■ **Activity**: Only the pictures are to be left out; please reproduce everything else in the data exactly.

::::

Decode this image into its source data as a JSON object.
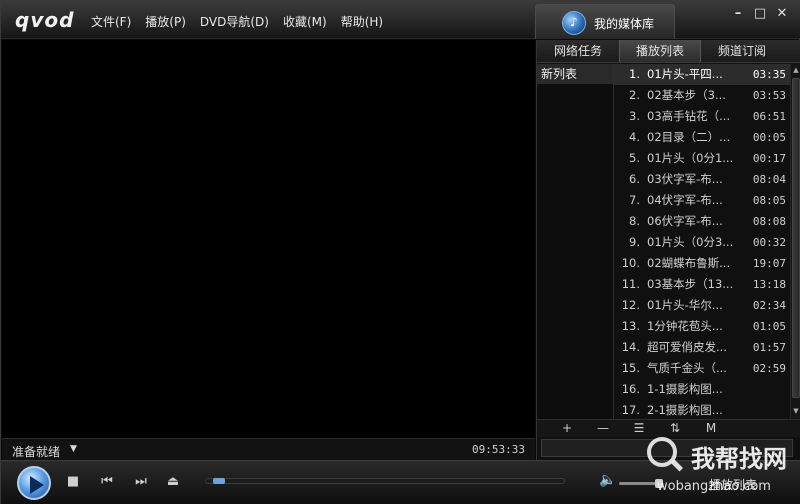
{
  "app": {
    "logo": "qvod",
    "menu": [
      "文件(F)",
      "播放(P)",
      "DVD导航(D)",
      "收藏(M)",
      "帮助(H)"
    ],
    "media_library_tab": "我的媒体库",
    "window_buttons": {
      "minimize": "–",
      "maximize": "□",
      "close": "✕"
    }
  },
  "panel": {
    "tabs": [
      "网络任务",
      "播放列表",
      "频道订阅"
    ],
    "active_tab": "播放列表",
    "lists": [
      "新列表"
    ],
    "tracks": [
      {
        "num": "1.",
        "title": "01片头-平四...",
        "time": "03:35"
      },
      {
        "num": "2.",
        "title": "02基本步（3...",
        "time": "03:53"
      },
      {
        "num": "3.",
        "title": "03高手钻花（...",
        "time": "06:51"
      },
      {
        "num": "4.",
        "title": "02目录（二）...",
        "time": "00:05"
      },
      {
        "num": "5.",
        "title": "01片头（0分1...",
        "time": "00:17"
      },
      {
        "num": "6.",
        "title": "03伏字军-布...",
        "time": "08:04"
      },
      {
        "num": "7.",
        "title": "04伏字军-布...",
        "time": "08:05"
      },
      {
        "num": "8.",
        "title": "06伏字军-布...",
        "time": "08:08"
      },
      {
        "num": "9.",
        "title": "01片头（0分3...",
        "time": "00:32"
      },
      {
        "num": "10.",
        "title": "02蝴蝶布鲁斯...",
        "time": "19:07"
      },
      {
        "num": "11.",
        "title": "03基本步（13...",
        "time": "13:18"
      },
      {
        "num": "12.",
        "title": "01片头-华尔...",
        "time": "02:34"
      },
      {
        "num": "13.",
        "title": "1分钟花苞头...",
        "time": "01:05"
      },
      {
        "num": "14.",
        "title": "超可爱俏皮发...",
        "time": "01:57"
      },
      {
        "num": "15.",
        "title": "气质千金头（...",
        "time": "02:59"
      },
      {
        "num": "16.",
        "title": "1-1摄影构图...",
        "time": ""
      },
      {
        "num": "17.",
        "title": "2-1摄影构图...",
        "time": ""
      }
    ],
    "tools": [
      "+",
      "—",
      "☰",
      "⇅",
      "M"
    ]
  },
  "status": {
    "text": "准备就绪",
    "clock": "09:53:33"
  },
  "controls": {
    "playlist_toggle": "播放列表",
    "progress": 0.02
  },
  "watermark": {
    "text": "我帮找网",
    "url": "wobangzhao.com"
  },
  "colors": {
    "accent": "#5aa0e8",
    "background": "#0a0a0a",
    "panel": "#101010"
  }
}
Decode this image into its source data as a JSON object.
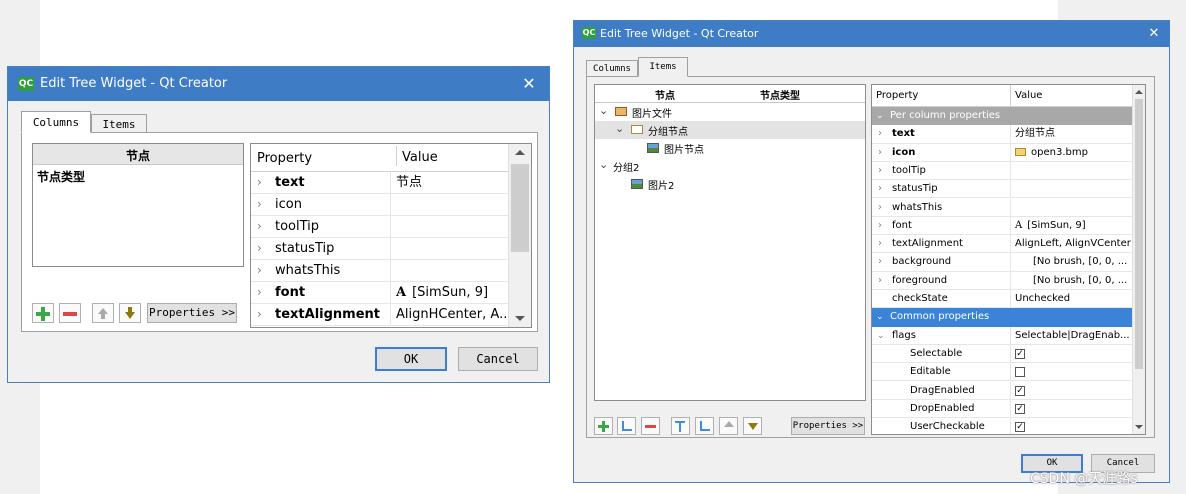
{
  "left_dialog": {
    "title": "Edit Tree Widget - Qt Creator",
    "app_badge": "QC",
    "close_glyph": "✕",
    "tabs": [
      "Columns",
      "Items"
    ],
    "list_header": "节点",
    "list_items": [
      "节点类型"
    ],
    "property_header": "Property",
    "value_header": "Value",
    "rows": [
      {
        "property": "text",
        "value": "节点",
        "bold": true
      },
      {
        "property": "icon",
        "value": "",
        "bold": false
      },
      {
        "property": "toolTip",
        "value": "",
        "bold": false
      },
      {
        "property": "statusTip",
        "value": "",
        "bold": false
      },
      {
        "property": "whatsThis",
        "value": "",
        "bold": false
      },
      {
        "property": "font",
        "value": "[SimSun, 9]",
        "bold": true
      },
      {
        "property": "textAlignment",
        "value": "AlignHCenter, A...",
        "bold": true
      }
    ],
    "font_glyph": "A",
    "properties_button": "Properties >>",
    "ok_button": "OK",
    "cancel_button": "Cancel"
  },
  "right_dialog": {
    "title": "Edit Tree Widget - Qt Creator",
    "app_badge": "QC",
    "close_glyph": "✕",
    "tabs": [
      "Columns",
      "Items"
    ],
    "tree_headers": [
      "节点",
      "节点类型"
    ],
    "tree": [
      {
        "label": "图片文件",
        "level": 0,
        "expander": "⌄"
      },
      {
        "label": "分组节点",
        "level": 1,
        "expander": "⌄"
      },
      {
        "label": "图片节点",
        "level": 2,
        "expander": ""
      },
      {
        "label": "分组2",
        "level": 0,
        "expander": "⌄"
      },
      {
        "label": "图片2",
        "level": 1,
        "expander": ""
      }
    ],
    "property_header": "Property",
    "value_header": "Value",
    "section_per_column": "Per column properties",
    "section_common": "Common properties",
    "rows": [
      {
        "property": "text",
        "value": "分组节点",
        "bold": true
      },
      {
        "property": "icon",
        "value": "open3.bmp",
        "bold": true
      },
      {
        "property": "toolTip",
        "value": "",
        "bold": false
      },
      {
        "property": "statusTip",
        "value": "",
        "bold": false
      },
      {
        "property": "whatsThis",
        "value": "",
        "bold": false
      },
      {
        "property": "font",
        "value": "[SimSun, 9]",
        "bold": false
      },
      {
        "property": "textAlignment",
        "value": "AlignLeft, AlignVCenter",
        "bold": false
      },
      {
        "property": "background",
        "value": "[No brush, [0, 0, ...",
        "bold": false
      },
      {
        "property": "foreground",
        "value": "[No brush, [0, 0, ...",
        "bold": false
      },
      {
        "property": "checkState",
        "value": "Unchecked",
        "bold": false
      }
    ],
    "flags": {
      "property": "flags",
      "value": "Selectable|DragEnab..."
    },
    "flag_items": [
      {
        "name": "Selectable",
        "checked": true
      },
      {
        "name": "Editable",
        "checked": false
      },
      {
        "name": "DragEnabled",
        "checked": true
      },
      {
        "name": "DropEnabled",
        "checked": true
      },
      {
        "name": "UserCheckable",
        "checked": true
      }
    ],
    "font_glyph": "A",
    "check_glyph": "✓",
    "properties_button": "Properties >>",
    "ok_button": "OK",
    "cancel_button": "Cancel"
  },
  "watermark": "CSDN @天涯路s"
}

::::

■ **Response**:
Decode this image into its source data as a JSON object.
{
  "app": {
    "logo": "qvod",
    "menu": [
      "文件(F)",
      "播放(P)",
      "DVD导航(D)",
      "收藏(M)",
      "帮助(H)"
    ],
    "media_library_tab": "我的媒体库",
    "window_buttons": {
      "minimize": "–",
      "maximize": "□",
      "close": "✕"
    }
  },
  "panel": {
    "tabs": [
      "网络任务",
      "播放列表",
      "频道订阅"
    ],
    "active_tab": "播放列表",
    "lists": [
      "新列表"
    ],
    "tracks": [
      {
        "num": "1.",
        "title": "01片头-平四...",
        "time": "03:35"
      },
      {
        "num": "2.",
        "title": "02基本步（3...",
        "time": "03:53"
      },
      {
        "num": "3.",
        "title": "03高手钻花（...",
        "time": "06:51"
      },
      {
        "num": "4.",
        "title": "02目录（二）...",
        "time": "00:05"
      },
      {
        "num": "5.",
        "title": "01片头（0分1...",
        "time": "00:17"
      },
      {
        "num": "6.",
        "title": "03伏字军-布...",
        "time": "08:04"
      },
      {
        "num": "7.",
        "title": "04伏字军-布...",
        "time": "08:05"
      },
      {
        "num": "8.",
        "title": "06伏字军-布...",
        "time": "08:08"
      },
      {
        "num": "9.",
        "title": "01片头（0分3...",
        "time": "00:32"
      },
      {
        "num": "10.",
        "title": "02蝴蝶布鲁斯...",
        "time": "19:07"
      },
      {
        "num": "11.",
        "title": "03基本步（13...",
        "time": "13:18"
      },
      {
        "num": "12.",
        "title": "01片头-华尔...",
        "time": "02:34"
      },
      {
        "num": "13.",
        "title": "1分钟花苞头...",
        "time": "01:05"
      },
      {
        "num": "14.",
        "title": "超可爱俏皮发...",
        "time": "01:57"
      },
      {
        "num": "15.",
        "title": "气质千金头（...",
        "time": "02:59"
      },
      {
        "num": "16.",
        "title": "1-1摄影构图...",
        "time": ""
      },
      {
        "num": "17.",
        "title": "2-1摄影构图...",
        "time": ""
      }
    ],
    "tools": [
      "+",
      "—",
      "☰",
      "⇅",
      "M"
    ]
  },
  "status": {
    "text": "准备就绪",
    "clock": "09:53:33"
  },
  "controls": {
    "playlist_toggle": "播放列表",
    "progress": 0.02
  },
  "watermark": {
    "text": "我帮找网",
    "url": "wobangzhao.com"
  },
  "colors": {
    "accent": "#5aa0e8",
    "background": "#0a0a0a",
    "panel": "#101010"
  }
}
Decode this image into its source data as a JSON object.
{
  "left_dialog": {
    "title": "Edit Tree Widget - Qt Creator",
    "app_badge": "QC",
    "close_glyph": "✕",
    "tabs": [
      "Columns",
      "Items"
    ],
    "list_header": "节点",
    "list_items": [
      "节点类型"
    ],
    "property_header": "Property",
    "value_header": "Value",
    "rows": [
      {
        "property": "text",
        "value": "节点",
        "bold": true
      },
      {
        "property": "icon",
        "value": "",
        "bold": false
      },
      {
        "property": "toolTip",
        "value": "",
        "bold": false
      },
      {
        "property": "statusTip",
        "value": "",
        "bold": false
      },
      {
        "property": "whatsThis",
        "value": "",
        "bold": false
      },
      {
        "property": "font",
        "value": "[SimSun, 9]",
        "bold": true
      },
      {
        "property": "textAlignment",
        "value": "AlignHCenter, A...",
        "bold": true
      }
    ],
    "font_glyph": "A",
    "properties_button": "Properties >>",
    "ok_button": "OK",
    "cancel_button": "Cancel"
  },
  "right_dialog": {
    "title": "Edit Tree Widget - Qt Creator",
    "app_badge": "QC",
    "close_glyph": "✕",
    "tabs": [
      "Columns",
      "Items"
    ],
    "tree_headers": [
      "节点",
      "节点类型"
    ],
    "tree": [
      {
        "label": "图片文件",
        "level": 0,
        "expander": "⌄"
      },
      {
        "label": "分组节点",
        "level": 1,
        "expander": "⌄"
      },
      {
        "label": "图片节点",
        "level": 2,
        "expander": ""
      },
      {
        "label": "分组2",
        "level": 0,
        "expander": "⌄"
      },
      {
        "label": "图片2",
        "level": 1,
        "expander": ""
      }
    ],
    "property_header": "Property",
    "value_header": "Value",
    "section_per_column": "Per column properties",
    "section_common": "Common properties",
    "rows": [
      {
        "property": "text",
        "value": "分组节点",
        "bold": true
      },
      {
        "property": "icon",
        "value": "open3.bmp",
        "bold": true
      },
      {
        "property": "toolTip",
        "value": "",
        "bold": false
      },
      {
        "property": "statusTip",
        "value": "",
        "bold": false
      },
      {
        "property": "whatsThis",
        "value": "",
        "bold": false
      },
      {
        "property": "font",
        "value": "[SimSun, 9]",
        "bold": false
      },
      {
        "property": "textAlignment",
        "value": "AlignLeft, AlignVCenter",
        "bold": false
      },
      {
        "property": "background",
        "value": "[No brush, [0, 0, ...",
        "bold": false
      },
      {
        "property": "foreground",
        "value": "[No brush, [0, 0, ...",
        "bold": false
      },
      {
        "property": "checkState",
        "value": "Unchecked",
        "bold": false
      }
    ],
    "flags": {
      "property": "flags",
      "value": "Selectable|DragEnab..."
    },
    "flag_items": [
      {
        "name": "Selectable",
        "checked": true
      },
      {
        "name": "Editable",
        "checked": false
      },
      {
        "name": "DragEnabled",
        "checked": true
      },
      {
        "name": "DropEnabled",
        "checked": true
      },
      {
        "name": "UserCheckable",
        "checked": true
      }
    ],
    "font_glyph": "A",
    "check_glyph": "✓",
    "properties_button": "Properties >>",
    "ok_button": "OK",
    "cancel_button": "Cancel"
  },
  "watermark": "CSDN @天涯路s"
}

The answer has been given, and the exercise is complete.